───── Provided records

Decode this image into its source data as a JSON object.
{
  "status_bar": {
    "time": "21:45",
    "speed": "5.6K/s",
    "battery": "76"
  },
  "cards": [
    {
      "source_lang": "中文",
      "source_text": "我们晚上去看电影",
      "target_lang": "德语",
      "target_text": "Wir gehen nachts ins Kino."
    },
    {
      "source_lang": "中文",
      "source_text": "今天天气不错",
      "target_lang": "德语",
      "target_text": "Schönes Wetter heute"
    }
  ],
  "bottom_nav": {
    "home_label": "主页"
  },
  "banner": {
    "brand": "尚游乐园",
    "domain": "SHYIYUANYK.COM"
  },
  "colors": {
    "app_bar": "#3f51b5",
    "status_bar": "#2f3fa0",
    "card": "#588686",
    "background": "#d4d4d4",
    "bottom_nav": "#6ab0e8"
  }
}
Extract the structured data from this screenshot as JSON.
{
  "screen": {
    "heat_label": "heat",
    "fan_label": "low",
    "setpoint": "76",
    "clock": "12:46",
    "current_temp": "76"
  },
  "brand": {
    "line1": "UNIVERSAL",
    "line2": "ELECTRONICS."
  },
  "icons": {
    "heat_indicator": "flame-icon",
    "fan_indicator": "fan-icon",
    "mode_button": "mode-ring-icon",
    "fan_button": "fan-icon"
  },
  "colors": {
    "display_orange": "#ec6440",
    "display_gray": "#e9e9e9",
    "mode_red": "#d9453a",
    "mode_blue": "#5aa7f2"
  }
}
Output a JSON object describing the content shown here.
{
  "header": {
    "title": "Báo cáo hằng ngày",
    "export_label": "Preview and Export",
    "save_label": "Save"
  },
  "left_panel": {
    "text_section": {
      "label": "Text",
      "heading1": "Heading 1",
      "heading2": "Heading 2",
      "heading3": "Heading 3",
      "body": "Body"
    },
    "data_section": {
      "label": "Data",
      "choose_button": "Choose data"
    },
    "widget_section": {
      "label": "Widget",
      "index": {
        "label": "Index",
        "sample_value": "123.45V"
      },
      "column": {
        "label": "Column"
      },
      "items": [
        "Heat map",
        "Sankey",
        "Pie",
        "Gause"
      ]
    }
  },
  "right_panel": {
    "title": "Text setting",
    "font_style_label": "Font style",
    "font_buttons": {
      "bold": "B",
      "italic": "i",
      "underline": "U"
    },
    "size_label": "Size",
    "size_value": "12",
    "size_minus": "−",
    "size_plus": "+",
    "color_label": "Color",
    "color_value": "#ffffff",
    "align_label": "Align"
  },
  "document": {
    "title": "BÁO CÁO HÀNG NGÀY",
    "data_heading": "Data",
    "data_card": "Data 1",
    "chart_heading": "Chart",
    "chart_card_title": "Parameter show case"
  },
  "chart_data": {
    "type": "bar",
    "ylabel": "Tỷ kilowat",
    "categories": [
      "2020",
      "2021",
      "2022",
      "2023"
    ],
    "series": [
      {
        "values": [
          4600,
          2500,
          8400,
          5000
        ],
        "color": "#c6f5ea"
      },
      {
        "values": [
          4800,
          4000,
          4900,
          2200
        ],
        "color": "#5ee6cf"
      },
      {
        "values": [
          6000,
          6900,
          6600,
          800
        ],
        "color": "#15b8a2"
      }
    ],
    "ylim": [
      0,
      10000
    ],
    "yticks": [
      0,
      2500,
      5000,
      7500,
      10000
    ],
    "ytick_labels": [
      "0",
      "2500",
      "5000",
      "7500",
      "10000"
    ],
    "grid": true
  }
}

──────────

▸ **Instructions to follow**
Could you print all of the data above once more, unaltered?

▸ **Output for this task**
Decode this image into its source data as a JSON object.
{
  "status_bar": {
    "time": "21:45",
    "speed": "5.6K/s",
    "battery": "76"
  },
  "cards": [
    {
      "source_lang": "中文",
      "source_text": "我们晚上去看电影",
      "target_lang": "德语",
      "target_text": "Wir gehen nachts ins Kino."
    },
    {
      "source_lang": "中文",
      "source_text": "今天天气不错",
      "target_lang": "德语",
      "target_text": "Schönes Wetter heute"
    }
  ],
  "bottom_nav": {
    "home_label": "主页"
  },
  "banner": {
    "brand": "尚游乐园",
    "domain": "SHYIYUANYK.COM"
  },
  "colors": {
    "app_bar": "#3f51b5",
    "status_bar": "#2f3fa0",
    "card": "#588686",
    "background": "#d4d4d4",
    "bottom_nav": "#6ab0e8"
  }
}
Extract the structured data from this screenshot as JSON.
{
  "screen": {
    "heat_label": "heat",
    "fan_label": "low",
    "setpoint": "76",
    "clock": "12:46",
    "current_temp": "76"
  },
  "brand": {
    "line1": "UNIVERSAL",
    "line2": "ELECTRONICS."
  },
  "icons": {
    "heat_indicator": "flame-icon",
    "fan_indicator": "fan-icon",
    "mode_button": "mode-ring-icon",
    "fan_button": "fan-icon"
  },
  "colors": {
    "display_orange": "#ec6440",
    "display_gray": "#e9e9e9",
    "mode_red": "#d9453a",
    "mode_blue": "#5aa7f2"
  }
}
Output a JSON object describing the content shown here.
{
  "header": {
    "title": "Báo cáo hằng ngày",
    "export_label": "Preview and Export",
    "save_label": "Save"
  },
  "left_panel": {
    "text_section": {
      "label": "Text",
      "heading1": "Heading 1",
      "heading2": "Heading 2",
      "heading3": "Heading 3",
      "body": "Body"
    },
    "data_section": {
      "label": "Data",
      "choose_button": "Choose data"
    },
    "widget_section": {
      "label": "Widget",
      "index": {
        "label": "Index",
        "sample_value": "123.45V"
      },
      "column": {
        "label": "Column"
      },
      "items": [
        "Heat map",
        "Sankey",
        "Pie",
        "Gause"
      ]
    }
  },
  "right_panel": {
    "title": "Text setting",
    "font_style_label": "Font style",
    "font_buttons": {
      "bold": "B",
      "italic": "i",
      "underline": "U"
    },
    "size_label": "Size",
    "size_value": "12",
    "size_minus": "−",
    "size_plus": "+",
    "color_label": "Color",
    "color_value": "#ffffff",
    "align_label": "Align"
  },
  "document": {
    "title": "BÁO CÁO HÀNG NGÀY",
    "data_heading": "Data",
    "data_card": "Data 1",
    "chart_heading": "Chart",
    "chart_card_title": "Parameter show case"
  },
  "chart_data": {
    "type": "bar",
    "ylabel": "Tỷ kilowat",
    "categories": [
      "2020",
      "2021",
      "2022",
      "2023"
    ],
    "series": [
      {
        "values": [
          4600,
          2500,
          8400,
          5000
        ],
        "color": "#c6f5ea"
      },
      {
        "values": [
          4800,
          4000,
          4900,
          2200
        ],
        "color": "#5ee6cf"
      },
      {
        "values": [
          6000,
          6900,
          6600,
          800
        ],
        "color": "#15b8a2"
      }
    ],
    "ylim": [
      0,
      10000
    ],
    "yticks": [
      0,
      2500,
      5000,
      7500,
      10000
    ],
    "ytick_labels": [
      "0",
      "2500",
      "5000",
      "7500",
      "10000"
    ],
    "grid": true
  }
}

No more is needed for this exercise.